Association of American Universities (AAU)
Toby Smith has served at AAU since January 2003. As Vice President for Policy, he oversees AAU’s policy projects, initiatives and activities including the AAU Undergraduate STEM education and PhD education initiatives. He is responsible for matters relating to science and innovation policy and broader impacts of science.
He shares responsibility for matters concerning research costs and compliance issues including facilities and administrative costs, export controls, scientific openness and security, technology transfer and regulatory reform. He also staffs the Senior Research Officers constituent group.
Prior to joining AAU in January 2003, Toby worked as a federal relations representative in the Washington D.C. Offices of the University of Michigan (1999-2002) and the Massachusetts Institute of Technology (1992-1999). He began his Washington career on Capitol Hill as a legislative assistant to Congressman Bob Traxler (D-Michigan).
Toby has written and spoken widely on science policy and funding issues. He is the co-author a book on national science policy published in 2008 by the University of Michigan Press titled, Beyond Sputnik – U.S. Science Policy in the 21stCentury. He is a member of the National Academies of Sciences, Engineering and Medicine Roundtable on the Communication and Use of Social and Behavioral Sciences and serves on the Advisory Board to the National Alliance for Broader Impacts (NABI). He is also a fellow of the American Association for the Advancement of Science.

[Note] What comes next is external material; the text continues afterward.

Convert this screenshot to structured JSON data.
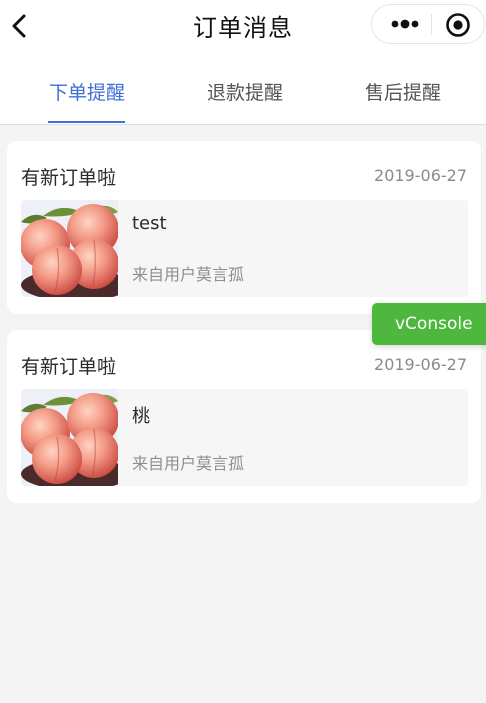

Toby holds a master’s degree in Legislative Affairs from George Washington University, and a Bachelor of General Studies (BGS) degree from the University of Michigan.